(Items from an interface collection)
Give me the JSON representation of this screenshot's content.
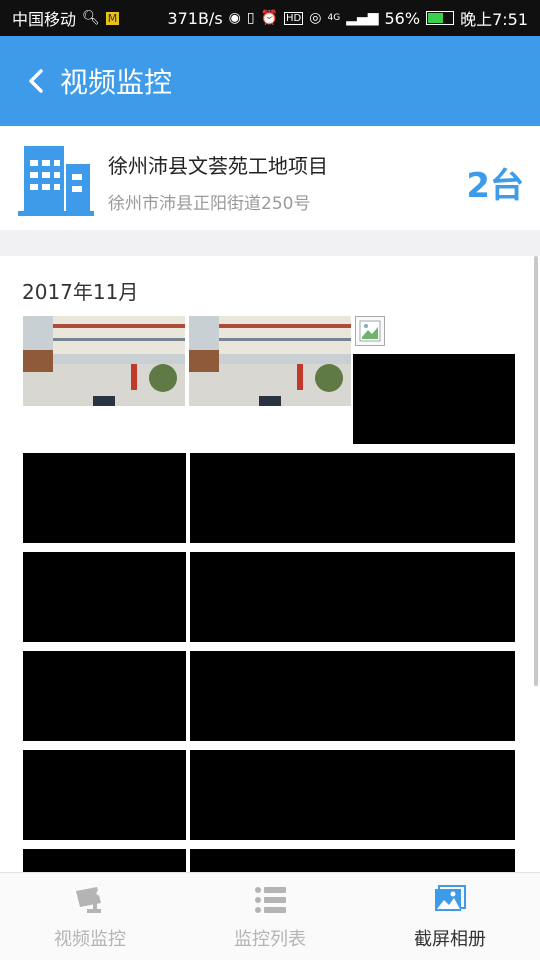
{
  "status_bar": {
    "carrier": "中国移动",
    "net_speed": "371B/s",
    "network": "4G",
    "battery": "56%",
    "time": "晚上7:51"
  },
  "app_bar": {
    "title": "视频监控",
    "back_icon": "chevron-left-icon"
  },
  "project": {
    "name": "徐州沛县文荟苑工地项目",
    "address": "徐州市沛县正阳街道250号",
    "count": "2台",
    "icon": "building-icon",
    "accent_color": "#3e9be9"
  },
  "gallery": {
    "month_label": "2017年11月",
    "thumbnail_kinds": [
      "photo",
      "photo",
      "broken",
      "black",
      "black",
      "black",
      "black",
      "black",
      "black",
      "black",
      "black",
      "black",
      "black"
    ]
  },
  "tabs": [
    {
      "label": "视频监控",
      "icon": "camera-icon",
      "active": false
    },
    {
      "label": "监控列表",
      "icon": "list-icon",
      "active": false
    },
    {
      "label": "截屏相册",
      "icon": "album-icon",
      "active": true
    }
  ]
}
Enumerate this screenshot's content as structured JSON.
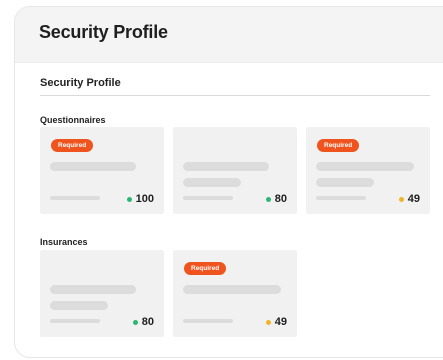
{
  "header": {
    "title": "Security Profile"
  },
  "section": {
    "title": "Security Profile"
  },
  "questionnaires": {
    "label": "Questionnaires",
    "cards": [
      {
        "badge": "Required",
        "score": "100",
        "dot_color": "#2bb673"
      },
      {
        "badge": "",
        "score": "80",
        "dot_color": "#2bb673"
      },
      {
        "badge": "Required",
        "score": "49",
        "dot_color": "#f0b429"
      }
    ]
  },
  "insurances": {
    "label": "Insurances",
    "cards": [
      {
        "badge": "",
        "score": "80",
        "dot_color": "#2bb673"
      },
      {
        "badge": "Required",
        "score": "49",
        "dot_color": "#f0b429"
      }
    ]
  },
  "colors": {
    "badge_bg": "#f0541e",
    "card_bg": "#f1f1f1",
    "skeleton": "#dcdcdc",
    "good": "#2bb673",
    "warning": "#f0b429"
  }
}
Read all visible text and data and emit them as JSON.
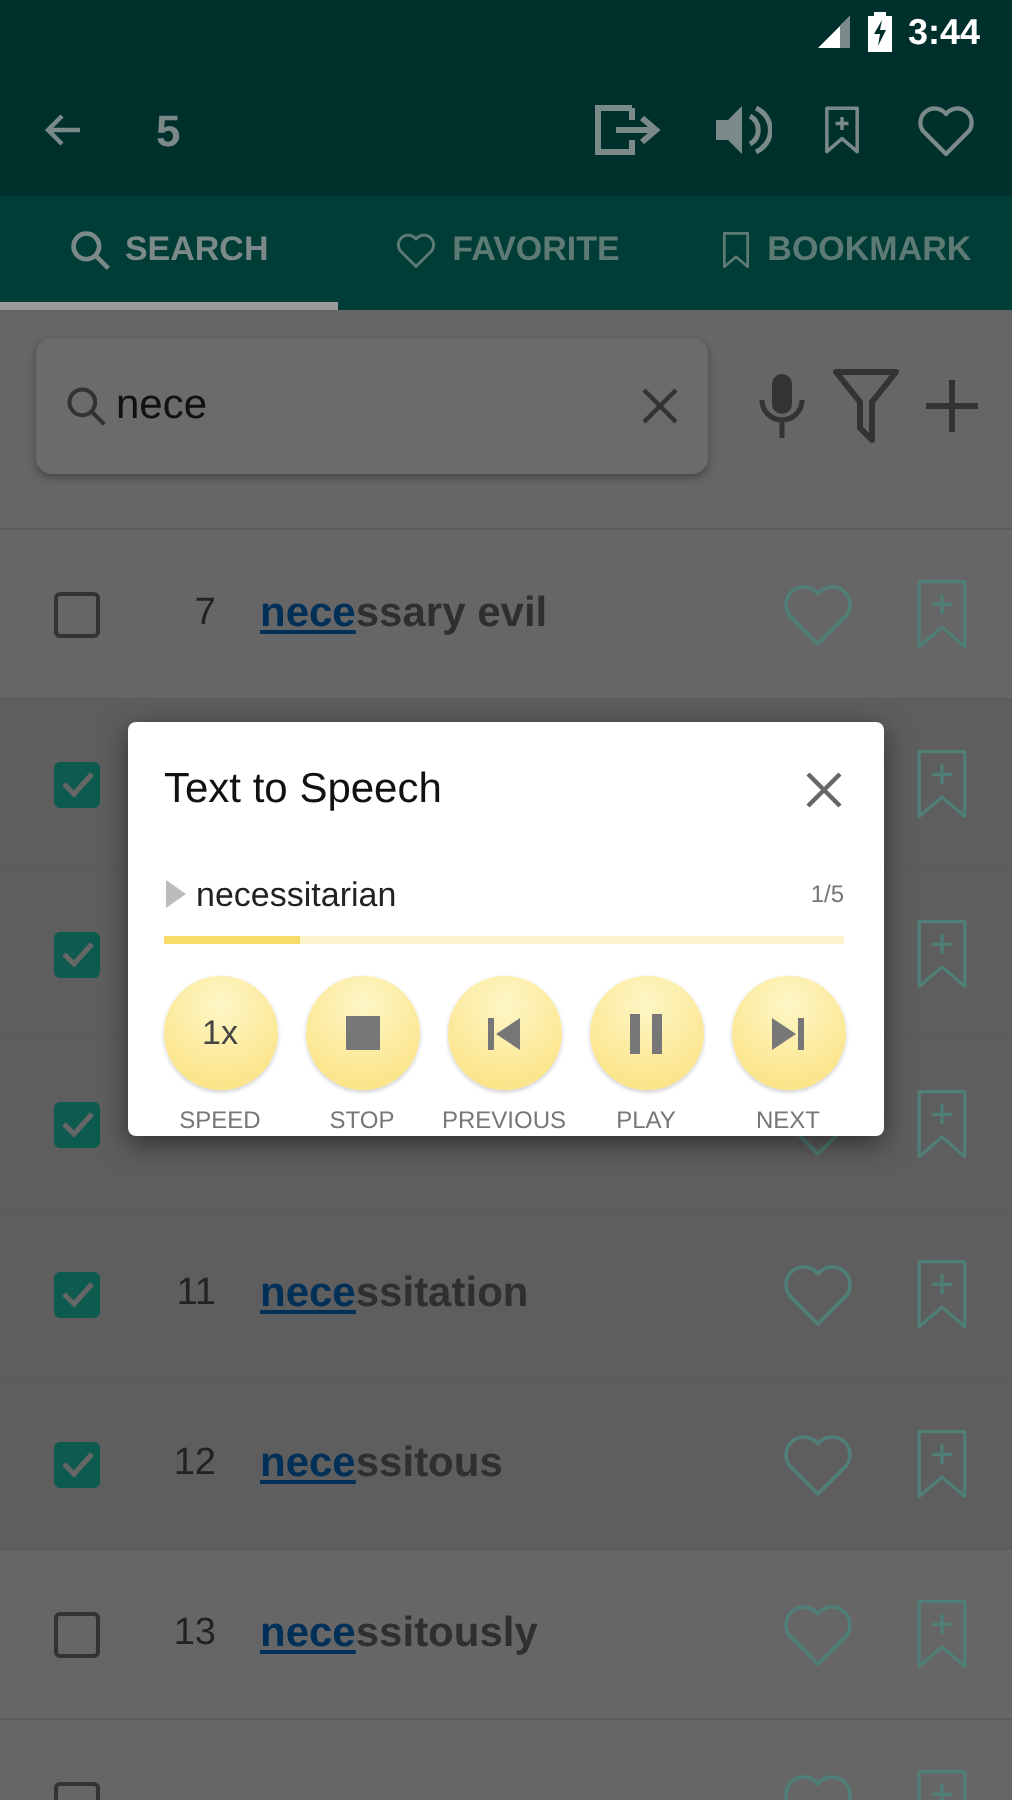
{
  "status_bar": {
    "time": "3:44"
  },
  "toolbar": {
    "count": "5"
  },
  "tabs": [
    {
      "kind": "search",
      "label": "SEARCH",
      "selected": true
    },
    {
      "kind": "favorite",
      "label": "FAVORITE",
      "selected": false
    },
    {
      "kind": "bookmark",
      "label": "BOOKMARK",
      "selected": false
    }
  ],
  "search": {
    "value": "nece"
  },
  "rows": [
    {
      "number": "7",
      "highlight": "nece",
      "rest": "ssary evil",
      "checked": false
    },
    {
      "checked": true
    },
    {
      "checked": true
    },
    {
      "checked": true
    },
    {
      "number": "11",
      "highlight": "nece",
      "rest": "ssitation",
      "checked": true
    },
    {
      "number": "12",
      "highlight": "nece",
      "rest": "ssitous",
      "checked": true
    },
    {
      "number": "13",
      "highlight": "nece",
      "rest": "ssitously",
      "checked": false
    },
    {
      "checked": false
    }
  ],
  "dialog": {
    "title": "Text to Speech",
    "word": "necessitarian",
    "counter": "1/5",
    "level": 0.2,
    "controls": [
      {
        "kind": "speed",
        "text": "1x",
        "label": "SPEED"
      },
      {
        "kind": "stop",
        "label": "STOP"
      },
      {
        "kind": "previous",
        "label": "PREVIOUS"
      },
      {
        "kind": "pause",
        "label": "PLAY"
      },
      {
        "kind": "next",
        "label": "NEXT"
      }
    ]
  }
}
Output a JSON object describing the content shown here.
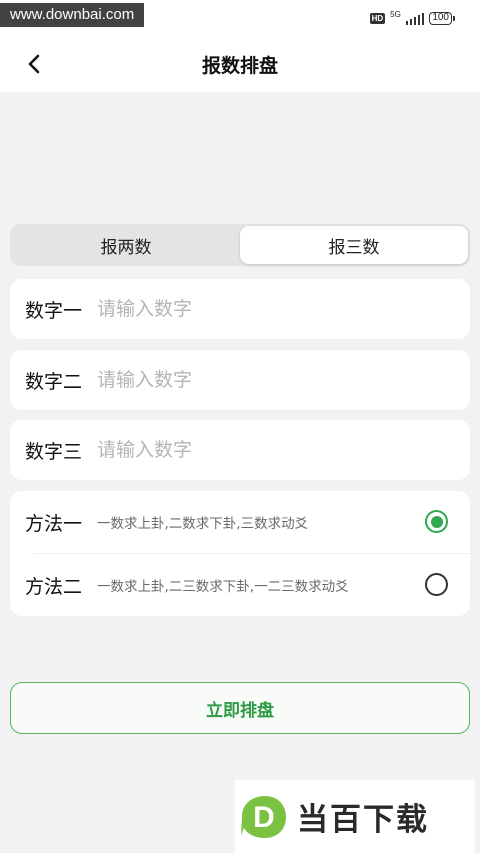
{
  "status_bar": {
    "watermark_url": "www.downbai.com",
    "hd": "HD",
    "network": "5G",
    "battery": "100"
  },
  "nav": {
    "title": "报数排盘"
  },
  "segment": {
    "tabs": [
      "报两数",
      "报三数"
    ],
    "selected": "报三数"
  },
  "inputs": [
    {
      "label": "数字一",
      "placeholder": "请输入数字",
      "value": ""
    },
    {
      "label": "数字二",
      "placeholder": "请输入数字",
      "value": ""
    },
    {
      "label": "数字三",
      "placeholder": "请输入数字",
      "value": ""
    }
  ],
  "methods": [
    {
      "label": "方法一",
      "desc": "一数求上卦,二数求下卦,三数求动爻",
      "checked": true
    },
    {
      "label": "方法二",
      "desc": "一数求上卦,二三数求下卦,一二三数求动爻",
      "checked": false
    }
  ],
  "submit_label": "立即排盘",
  "site_logo": {
    "letter": "D",
    "text": "当百下载"
  },
  "colors": {
    "accent": "#2fa84f",
    "background": "#f2f2f2"
  }
}
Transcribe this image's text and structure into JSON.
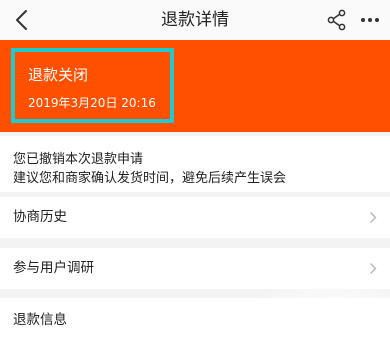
{
  "header": {
    "title": "退款详情",
    "back_icon": "chevron-left-icon",
    "share_icon": "share-icon",
    "more_icon": "more-dots-icon"
  },
  "status": {
    "title": "退款关闭",
    "time": "2019年3月20日 20:16",
    "banner_color": "#ff5000",
    "highlight_color": "#21c8cc"
  },
  "message": {
    "line1": "您已撤销本次退款申请",
    "line2": "建议您和商家确认发货时间，避免后续产生误会"
  },
  "rows": [
    {
      "label": "协商历史",
      "icon": "chevron-right-icon"
    },
    {
      "label": "参与用户调研",
      "icon": "chevron-right-icon"
    },
    {
      "label": "退款信息"
    }
  ]
}
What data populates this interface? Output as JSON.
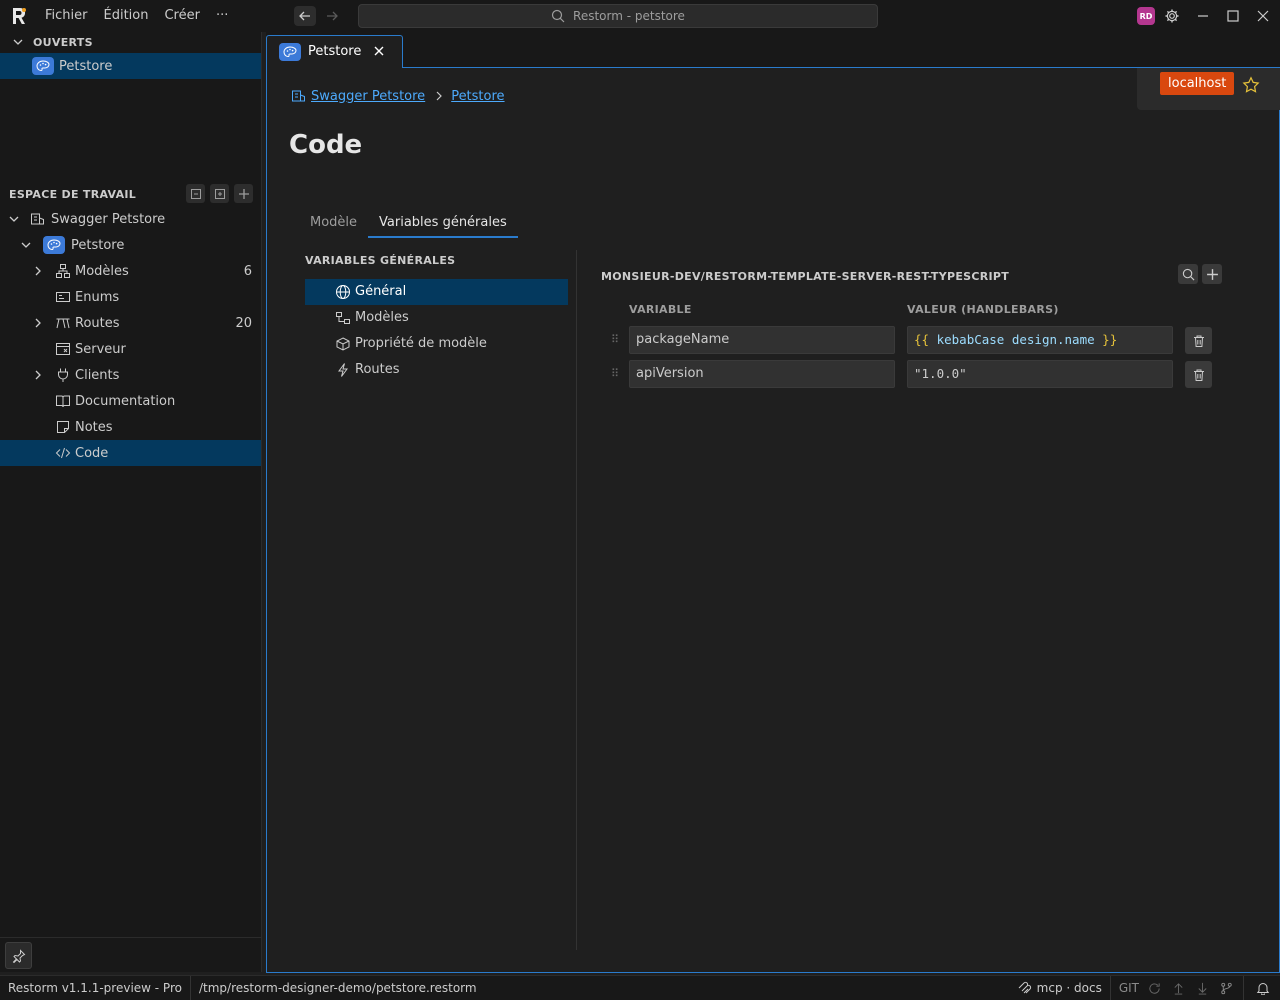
{
  "menu": {
    "file": "Fichier",
    "edit": "Édition",
    "create": "Créer",
    "more": "···"
  },
  "search": {
    "text": "Restorm - petstore"
  },
  "user": {
    "initials": "RD"
  },
  "sidebar": {
    "opened_header": "OUVERTS",
    "opened_items": [
      {
        "label": "Petstore"
      }
    ],
    "workspace_header": "ESPACE DE TRAVAIL",
    "tree": {
      "root": "Swagger Petstore",
      "project": "Petstore",
      "items": [
        {
          "label": "Modèles",
          "count": "6",
          "icon": "models-icon"
        },
        {
          "label": "Enums",
          "count": "",
          "icon": "enums-icon"
        },
        {
          "label": "Routes",
          "count": "20",
          "icon": "routes-icon"
        },
        {
          "label": "Serveur",
          "count": "",
          "icon": "server-icon"
        },
        {
          "label": "Clients",
          "count": "",
          "icon": "clients-icon"
        },
        {
          "label": "Documentation",
          "count": "",
          "icon": "book-icon"
        },
        {
          "label": "Notes",
          "count": "",
          "icon": "note-icon"
        },
        {
          "label": "Code",
          "count": "",
          "icon": "code-icon"
        }
      ]
    }
  },
  "tab": {
    "label": "Petstore"
  },
  "breadcrumb": {
    "root": "Swagger Petstore",
    "current": "Petstore"
  },
  "env": {
    "label": "localhost"
  },
  "page": {
    "title": "Code",
    "tabs": [
      {
        "label": "Modèle"
      },
      {
        "label": "Variables générales"
      }
    ]
  },
  "left_nav": {
    "title": "VARIABLES GÉNÉRALES",
    "items": [
      {
        "label": "Général",
        "icon": "globe-icon"
      },
      {
        "label": "Modèles",
        "icon": "models-icon"
      },
      {
        "label": "Propriété de modèle",
        "icon": "box-icon"
      },
      {
        "label": "Routes",
        "icon": "bolt-icon"
      }
    ]
  },
  "variables": {
    "title": "MONSIEUR-DEV/RESTORM-TEMPLATE-SERVER-REST-TYPESCRIPT",
    "col_variable": "VARIABLE",
    "col_value": "VALEUR (HANDLEBARS)",
    "rows": [
      {
        "name": "packageName",
        "value_open": "{{",
        "value_body": "kebabCase design.name",
        "value_close": "}}"
      },
      {
        "name": "apiVersion",
        "value": "\"1.0.0\""
      }
    ]
  },
  "status": {
    "version": "Restorm v1.1.1-preview - Pro",
    "path": "/tmp/restorm-designer-demo/petstore.restorm",
    "mcp": "mcp · docs",
    "git": "GIT"
  }
}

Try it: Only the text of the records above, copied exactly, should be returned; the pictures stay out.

Exercise output:
Give me the JSON representation of this screenshot's content.
{
  "status_bar": {
    "carrier": "中国移动",
    "net_speed": "371B/s",
    "network": "4G",
    "battery": "56%",
    "time": "晚上7:51"
  },
  "app_bar": {
    "title": "视频监控",
    "back_icon": "chevron-left-icon"
  },
  "project": {
    "name": "徐州沛县文荟苑工地项目",
    "address": "徐州市沛县正阳街道250号",
    "count": "2台",
    "icon": "building-icon",
    "accent_color": "#3e9be9"
  },
  "gallery": {
    "month_label": "2017年11月",
    "thumbnail_kinds": [
      "photo",
      "photo",
      "broken",
      "black",
      "black",
      "black",
      "black",
      "black",
      "black",
      "black",
      "black",
      "black",
      "black"
    ]
  },
  "tabs": [
    {
      "label": "视频监控",
      "icon": "camera-icon",
      "active": false
    },
    {
      "label": "监控列表",
      "icon": "list-icon",
      "active": false
    },
    {
      "label": "截屏相册",
      "icon": "album-icon",
      "active": true
    }
  ]
}
Enumerate this screenshot's content as structured JSON.
{
  "header": {
    "title": "Security Profile"
  },
  "section": {
    "title": "Security Profile"
  },
  "questionnaires": {
    "label": "Questionnaires",
    "cards": [
      {
        "badge": "Required",
        "score": "100",
        "dot_color": "#2bb673"
      },
      {
        "badge": "",
        "score": "80",
        "dot_color": "#2bb673"
      },
      {
        "badge": "Required",
        "score": "49",
        "dot_color": "#f0b429"
      }
    ]
  },
  "insurances": {
    "label": "Insurances",
    "cards": [
      {
        "badge": "",
        "score": "80",
        "dot_color": "#2bb673"
      },
      {
        "badge": "Required",
        "score": "49",
        "dot_color": "#f0b429"
      }
    ]
  },
  "colors": {
    "badge_bg": "#f0541e",
    "card_bg": "#f1f1f1",
    "skeleton": "#dcdcdc",
    "good": "#2bb673",
    "warning": "#f0b429"
  }
}
Read all visible text and data and emit them as JSON.
{
  "status_bar": {
    "time": "3:44"
  },
  "toolbar": {
    "count": "5"
  },
  "tabs": [
    {
      "kind": "search",
      "label": "SEARCH",
      "selected": true
    },
    {
      "kind": "favorite",
      "label": "FAVORITE",
      "selected": false
    },
    {
      "kind": "bookmark",
      "label": "BOOKMARK",
      "selected": false
    }
  ],
  "search": {
    "value": "nece"
  },
  "rows": [
    {
      "number": "7",
      "highlight": "nece",
      "rest": "ssary evil",
      "checked": false
    },
    {
      "checked": true
    },
    {
      "checked": true
    },
    {
      "checked": true
    },
    {
      "number": "11",
      "highlight": "nece",
      "rest": "ssitation",
      "checked": true
    },
    {
      "number": "12",
      "highlight": "nece",
      "rest": "ssitous",
      "checked": true
    },
    {
      "number": "13",
      "highlight": "nece",
      "rest": "ssitously",
      "checked": false
    },
    {
      "checked": false
    }
  ],
  "dialog": {
    "title": "Text to Speech",
    "word": "necessitarian",
    "counter": "1/5",
    "level": 0.2,
    "controls": [
      {
        "kind": "speed",
        "text": "1x",
        "label": "SPEED"
      },
      {
        "kind": "stop",
        "label": "STOP"
      },
      {
        "kind": "previous",
        "label": "PREVIOUS"
      },
      {
        "kind": "pause",
        "label": "PLAY"
      },
      {
        "kind": "next",
        "label": "NEXT"
      }
    ]
  }
}
Output a JSON object describing the content shown here.
{
  "status_bar": {
    "watermark_url": "www.downbai.com",
    "hd": "HD",
    "network": "5G",
    "battery": "100"
  },
  "nav": {
    "title": "报数排盘"
  },
  "segment": {
    "tabs": [
      "报两数",
      "报三数"
    ],
    "selected": "报三数"
  },
  "inputs": [
    {
      "label": "数字一",
      "placeholder": "请输入数字",
      "value": ""
    },
    {
      "label": "数字二",
      "placeholder": "请输入数字",
      "value": ""
    },
    {
      "label": "数字三",
      "placeholder": "请输入数字",
      "value": ""
    }
  ],
  "methods": [
    {
      "label": "方法一",
      "desc": "一数求上卦,二数求下卦,三数求动爻",
      "checked": true
    },
    {
      "label": "方法二",
      "desc": "一数求上卦,二三数求下卦,一二三数求动爻",
      "checked": false
    }
  ],
  "submit_label": "立即排盘",
  "site_logo": {
    "letter": "D",
    "text": "当百下载"
  },
  "colors": {
    "accent": "#2fa84f",
    "background": "#f2f2f2"
  }
}
Transcribe this image's text and structure into JSON.
{
  "header": {
    "title": "退款详情",
    "back_icon": "chevron-left-icon",
    "share_icon": "share-icon",
    "more_icon": "more-dots-icon"
  },
  "status": {
    "title": "退款关闭",
    "time": "2019年3月20日 20:16",
    "banner_color": "#ff5000",
    "highlight_color": "#21c8cc"
  },
  "message": {
    "line1": "您已撤销本次退款申请",
    "line2": "建议您和商家确认发货时间，避免后续产生误会"
  },
  "rows": [
    {
      "label": "协商历史",
      "icon": "chevron-right-icon"
    },
    {
      "label": "参与用户调研",
      "icon": "chevron-right-icon"
    },
    {
      "label": "退款信息"
    }
  ]
}
What data populates this interface? Output as JSON.
{
  "menu": {
    "file": "Fichier",
    "edit": "Édition",
    "create": "Créer",
    "more": "···"
  },
  "search": {
    "text": "Restorm - petstore"
  },
  "user": {
    "initials": "RD"
  },
  "sidebar": {
    "opened_header": "OUVERTS",
    "opened_items": [
      {
        "label": "Petstore"
      }
    ],
    "workspace_header": "ESPACE DE TRAVAIL",
    "tree": {
      "root": "Swagger Petstore",
      "project": "Petstore",
      "items": [
        {
          "label": "Modèles",
          "count": "6",
          "icon": "models-icon"
        },
        {
          "label": "Enums",
          "count": "",
          "icon": "enums-icon"
        },
        {
          "label": "Routes",
          "count": "20",
          "icon": "routes-icon"
        },
        {
          "label": "Serveur",
          "count": "",
          "icon": "server-icon"
        },
        {
          "label": "Clients",
          "count": "",
          "icon": "clients-icon"
        },
        {
          "label": "Documentation",
          "count": "",
          "icon": "book-icon"
        },
        {
          "label": "Notes",
          "count": "",
          "icon": "note-icon"
        },
        {
          "label": "Code",
          "count": "",
          "icon": "code-icon"
        }
      ]
    }
  },
  "tab": {
    "label": "Petstore"
  },
  "breadcrumb": {
    "root": "Swagger Petstore",
    "current": "Petstore"
  },
  "env": {
    "label": "localhost"
  },
  "page": {
    "title": "Code",
    "tabs": [
      {
        "label": "Modèle"
      },
      {
        "label": "Variables générales"
      }
    ]
  },
  "left_nav": {
    "title": "VARIABLES GÉNÉRALES",
    "items": [
      {
        "label": "Général",
        "icon": "globe-icon"
      },
      {
        "label": "Modèles",
        "icon": "models-icon"
      },
      {
        "label": "Propriété de modèle",
        "icon": "box-icon"
      },
      {
        "label": "Routes",
        "icon": "bolt-icon"
      }
    ]
  },
  "variables": {
    "title": "MONSIEUR-DEV/RESTORM-TEMPLATE-SERVER-REST-TYPESCRIPT",
    "col_variable": "VARIABLE",
    "col_value": "VALEUR (HANDLEBARS)",
    "rows": [
      {
        "name": "packageName",
        "value_open": "{{",
        "value_body": "kebabCase design.name",
        "value_close": "}}"
      },
      {
        "name": "apiVersion",
        "value": "\"1.0.0\""
      }
    ]
  },
  "status": {
    "version": "Restorm v1.1.1-preview - Pro",
    "path": "/tmp/restorm-designer-demo/petstore.restorm",
    "mcp": "mcp · docs",
    "git": "GIT"
  }
}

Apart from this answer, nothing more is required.